BT has said it will cut 15,000 jobs, after a difficult year that saw an “unacceptable performance” in its IT services division, which booked £1.6 billion in contract charges.

But the company, which cut the same number of jobs in the last year, made little mention of the problems in its beleaguered patient records rollout in the NHS.

It only said: “We continue to make progress on our NHS National Programme for IT contracts”.

Reporting an annual loss of £134 million for 2009, compared to a £1.9 billion profit a year earlier, BT said it had completed IT contract reviews “including the two major contracts that are the subject of ongoing commercial discussions”.

“As a result, the group has recorded a further charge of £1.3 billion, of which £1.2 billion relates to two major contracts,” it said.

One of the two contracts believed to be responsible for a significant part of the writedown is its £1 billion contract with the NHS, part of the £12.7 billion overhaul of the NHS's computer system. A BT spokesperson refused to elaborate on the reports.

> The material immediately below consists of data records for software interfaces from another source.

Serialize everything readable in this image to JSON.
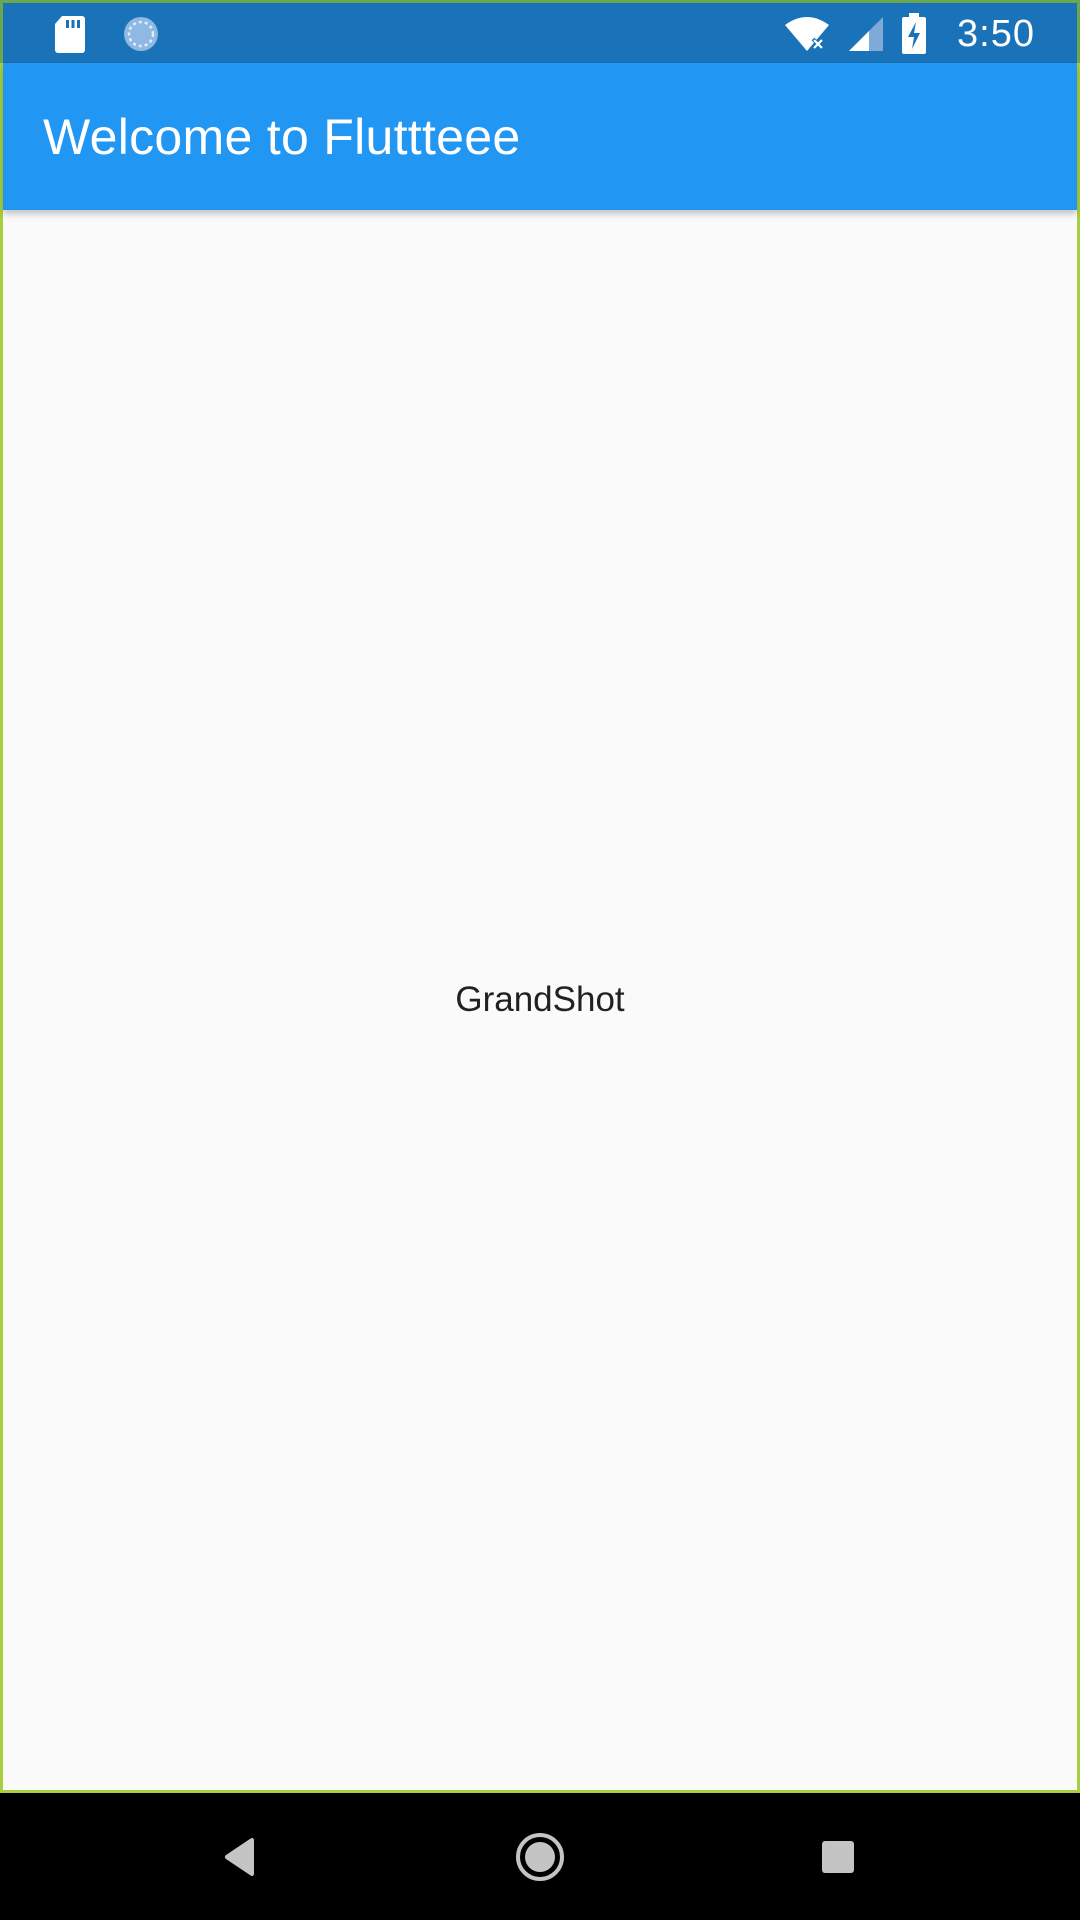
{
  "status_bar": {
    "time": "3:50",
    "left_icons": [
      "sd-card-icon",
      "sync-icon"
    ],
    "right_icons": [
      "wifi-off-icon",
      "cell-signal-icon",
      "battery-charging-icon"
    ],
    "background": "#1A72B8"
  },
  "app_bar": {
    "title": "Welcome to Fluttteee",
    "background": "#2196F3"
  },
  "body": {
    "text": "GrandShot",
    "background": "#FAFAFA"
  },
  "nav_bar": {
    "buttons": [
      "back-icon",
      "home-icon",
      "recents-icon"
    ],
    "background": "#000000"
  }
}
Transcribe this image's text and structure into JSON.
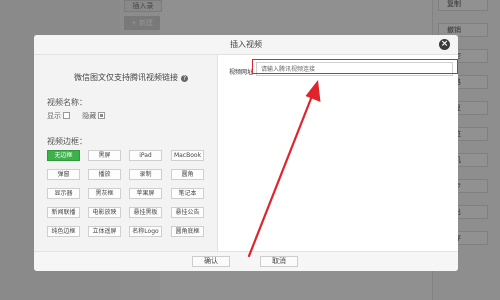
{
  "background": {
    "top_button": "插入录",
    "new_button": "+ 新建",
    "side_buttons": [
      "复制",
      "撤销",
      "清空",
      "本格",
      "恢复",
      "预览",
      "手机",
      "同步",
      "导出",
      "保存"
    ]
  },
  "modal": {
    "title": "插入视频",
    "close_icon": "close-icon",
    "notice": "微信图文仅支持腾讯视频链接",
    "help_icon": "?",
    "video_name_label": "视频名称：",
    "show_label": "显示",
    "hide_label": "隐藏",
    "show_checked": false,
    "hide_checked": true,
    "border_label": "视频边框：",
    "border_styles": [
      [
        "无边框",
        "黑屏",
        "iPad",
        "MacBook"
      ],
      [
        "弹窗",
        "播放",
        "录制",
        "圆角"
      ],
      [
        "显示器",
        "黑灰框",
        "苹果屏",
        "笔记本"
      ],
      [
        "新闻联播",
        "电影放映",
        "悬挂黑板",
        "悬挂公告"
      ],
      [
        "纯色边框",
        "立体遥屏",
        "名称Logo",
        "圆角底框"
      ]
    ],
    "selected_border": "无边框",
    "url_label": "视频网址",
    "url_placeholder": "请输入腾讯视频连接",
    "url_value": "",
    "confirm_label": "确认",
    "cancel_label": "取消"
  },
  "annotation": {
    "color": "#e0242c"
  },
  "colors": {
    "accent_green": "#3bb24a"
  }
}
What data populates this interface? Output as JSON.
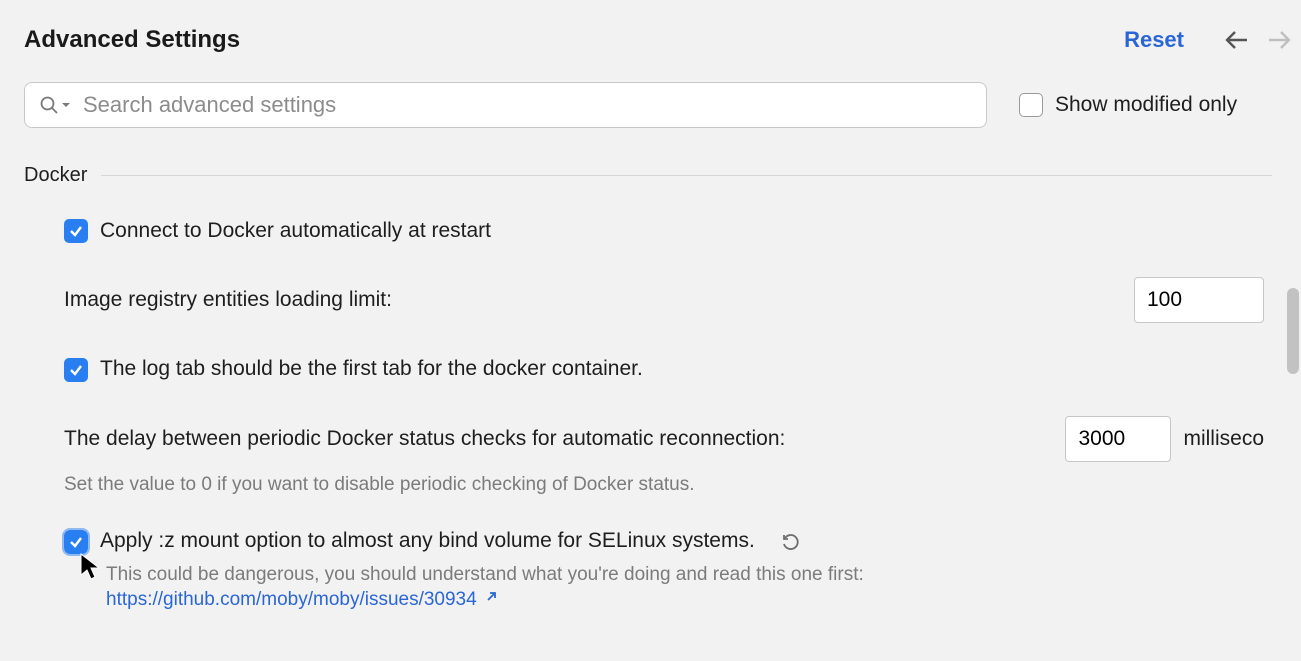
{
  "header": {
    "title": "Advanced Settings",
    "reset_label": "Reset"
  },
  "search": {
    "placeholder": "Search advanced settings",
    "value": ""
  },
  "show_modified_only": {
    "label": "Show modified only",
    "checked": false
  },
  "section": {
    "name": "Docker",
    "settings": {
      "connect_restart": {
        "label": "Connect to Docker automatically at restart",
        "checked": true
      },
      "registry_limit": {
        "label": "Image registry entities loading limit:",
        "value": "100"
      },
      "log_tab_first": {
        "label": "The log tab should be the first tab for the docker container.",
        "checked": true
      },
      "status_delay": {
        "label": "The delay between periodic Docker status checks for automatic reconnection:",
        "value": "3000",
        "unit": "milliseco",
        "help": "Set the value to 0 if you want to disable periodic checking of Docker status."
      },
      "selinux_z": {
        "label": "Apply :z mount option to almost any bind volume for SELinux systems.",
        "checked": true,
        "help_prefix": "This could be dangerous, you should understand what you're doing and read this one first:",
        "link_text": "https://github.com/moby/moby/issues/30934"
      }
    }
  }
}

The Global Services division itself crashed into a £2 billion loss, from a £139 million profit in the year earlier.

BT said that “management actions being taken to enhance the contract management” and finance management processes would improve the value it takes from deals.

But in the NHS programme, contract negotiations are understood to have resulted in only a memorandum of understanding being signed between the government and BT. Again, BT has refused to confirm or deny the reports.

BT, like fellow NHS IT contractor CSC, is only paid for work completed on the patient records programme. Following delayed rollouts in London, it is understood to have received only a fraction of what it has spent doing the work.

Chief executive Ian Livingston said the management of BT Global Services had been changed, and promised the operation would be turned around. A recovery programme for BT Global Services was now “in place”, he said.

Across the group, BT is set to pay £525 million each year for the next three years to pay off a large pension deficit.

Scott Morrison, Gartner research VP, said: “The writeoffs on the remaining two major contracts have proven to be much higher than expected, which suggests BT is trying to draw a quick line under its past expansionist strategy, and focus on growth with margin for the new financial year.”

The redundancies “should streamline some of the back-office operations, and won’t just affect the market-facing units such as BT Global Services”, he said.